Reprint the entries without altering anything.

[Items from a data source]
============================================================

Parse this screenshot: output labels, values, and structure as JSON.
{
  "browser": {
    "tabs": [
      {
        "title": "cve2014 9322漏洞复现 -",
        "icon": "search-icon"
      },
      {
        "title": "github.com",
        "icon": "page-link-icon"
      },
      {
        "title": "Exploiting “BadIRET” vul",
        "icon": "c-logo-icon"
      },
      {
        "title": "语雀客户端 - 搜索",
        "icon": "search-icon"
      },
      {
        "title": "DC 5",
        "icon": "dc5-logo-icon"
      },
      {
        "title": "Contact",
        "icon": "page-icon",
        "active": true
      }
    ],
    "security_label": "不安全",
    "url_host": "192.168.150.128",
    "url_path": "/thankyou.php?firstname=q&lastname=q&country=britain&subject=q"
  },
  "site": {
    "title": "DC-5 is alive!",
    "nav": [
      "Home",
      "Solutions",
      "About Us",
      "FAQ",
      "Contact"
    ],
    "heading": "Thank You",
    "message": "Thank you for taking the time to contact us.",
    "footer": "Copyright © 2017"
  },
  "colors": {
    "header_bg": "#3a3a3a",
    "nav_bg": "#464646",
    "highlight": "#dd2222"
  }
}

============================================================

RESULT OF THE EXERCISE —
Parse this screenshot: output labels, values, and structure as JSON.
{
  "browser": {
    "tabs": [
      {
        "title": "cve2014 9322漏洞复现 -",
        "icon": "search-icon"
      },
      {
        "title": "github.com",
        "icon": "page-link-icon"
      },
      {
        "title": "Exploiting “BadIRET” vul",
        "icon": "c-logo-icon"
      },
      {
        "title": "语雀客户端 - 搜索",
        "icon": "search-icon"
      },
      {
        "title": "DC 5",
        "icon": "dc5-logo-icon"
      },
      {
        "title": "Contact",
        "icon": "page-icon",
        "active": true
      }
    ],
    "security_label": "不安全",
    "url_host": "192.168.150.128",
    "url_path": "/thankyou.php?firstname=q&lastname=q&country=britain&subject=q"
  },
  "site": {
    "title": "DC-5 is alive!",
    "nav": [
      "Home",
      "Solutions",
      "About Us",
      "FAQ",
      "Contact"
    ],
    "heading": "Thank You",
    "message": "Thank you for taking the time to contact us.",
    "footer": "Copyright © 2017"
  },
  "colors": {
    "header_bg": "#3a3a3a",
    "nav_bg": "#464646",
    "highlight": "#dd2222"
  }
}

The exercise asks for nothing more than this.